> work, and the intermediate outputs they produce will be revealing . . .
> As for forcing ATLAS to use a suboptimal case, this is also not always
> easy. The way I do it I run the search, and if my case is not chosen, I
> go look at the timer output file in res/, and increase it so it is the
> fastest, and then rerun the search, and let the search choose my artificially
> inflated case. For instance, if you want the third user index entry to win,
> with nb=32, you first cause the search to call it, then you edit
> res/duser003_32x32x32, and pump up the mflop numbers written there so that they
> are the best, and the next time the search is ran, it will be taken as the
> best case . . .
> >2: How do I run the tests for varying problem sizes? It is a standard test
> >that I am thinking of, I have just forgotten how to call it.
> ATLAS/doc/TestTime.txt, Section 4. You can also build the testers, and
> for instance, type "./xdl3blastst -help" . . .
> >3: How do I do this with the least amount of overhead since I have to
> >search for kernels, build ATLAS and run tests some 50 times for each
> The basics are page 22 of ATLAS/doc/atlas_contrib.ps. I think for all
> the stuff you are planning to do, you are going to have to do quite a bit
> of learning if you want to automate this whole process. It would take me
> several days to produce a document with the canned answers for you, and I
> don't have that kind of time at the moment . . .
> This file documents the order in which files are generated in ATLAS. If you

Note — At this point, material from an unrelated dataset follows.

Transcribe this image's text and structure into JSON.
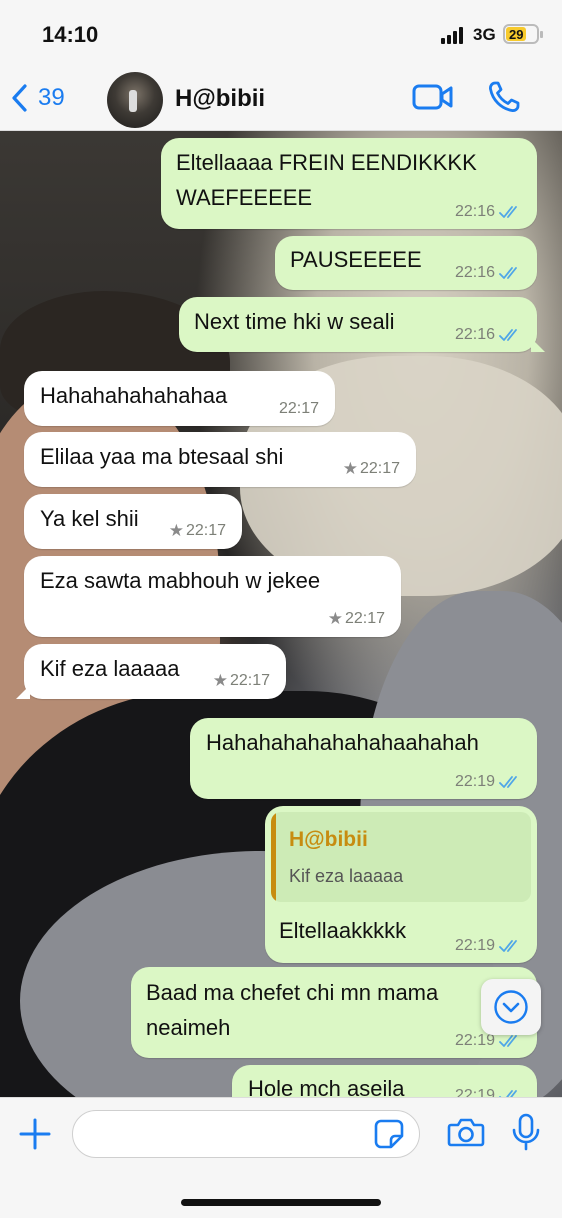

> are crazy enough, it can be used as a starting point for building ATLAS
> by hand, rather than letting install do it.
> Stage 1 : System discovery/aux compile
> (1) cd ATLAS/src/auxil/<arch> ; make lib
> HEADERS RESULTS
> atlas_type.h res/[s,d]MULADD
> atlas_[s,d,c,z]sysinfo.h res/[s,d]nreg
> Stage 2 : Type-dependent tuning (pre = d, s, z, c)
> NOTE: right now, the Level 3 are tuned first, followed by Level 2
> because the Level 2 can call the Level 3 for gemv. It should be
> the other way around, but it ain't :)
> (1) Run ATLAS/tune/blas/gemm/<arch>/xmmsearch -p <pre>, creating
> ATLAS/include/<arch>/<pre>mm.h & ATL_<pre>NCmm.h, and
> dgMMRES : generated NBmm kernel results
> dMMRES : generated & user NBmm kernel results
> dClean[M,N,K] : generated cleanup results
> duMMRES : User-supplied kernel NBmm results
> duClean[M,N,K]: Best user-supplied cleanups
> duClean[M,N,K]F : User supplied cleanups that beat generated cases
> dbest[N,T][N,T]_0x0x0: best no-copy case with no fixed loop dimension
> dbest[N,T][N,T]_0x0x<nb>: best no-copy case with M and N loop
> parameters variable, but K-loop fixed at <nb>
> dbest[N,T][N,T]_<nb>x<nb>x<nb>: best no-copy case with all loop
> dimensions fixed to <nb>
> (2) if first precision, run ATLAS/tune/blas/gemm/<arch>/x<pre>findCE,
> creating ATLAS/include/<arch>/atlas_cacheedge.h
> (3) Run ATLAS/tune/blas/gemm/<arch>/x<pre>Run_tfc, creating
> (4) GEMV tune, creating ATLAS/include/<arch>/atlas_<pre>mv.h,
> (5) GER tune, creating ATLAS/include/<arch>/atlas_<pre>r1.h
> Stage 3: General library build
> (1) Finish all compilation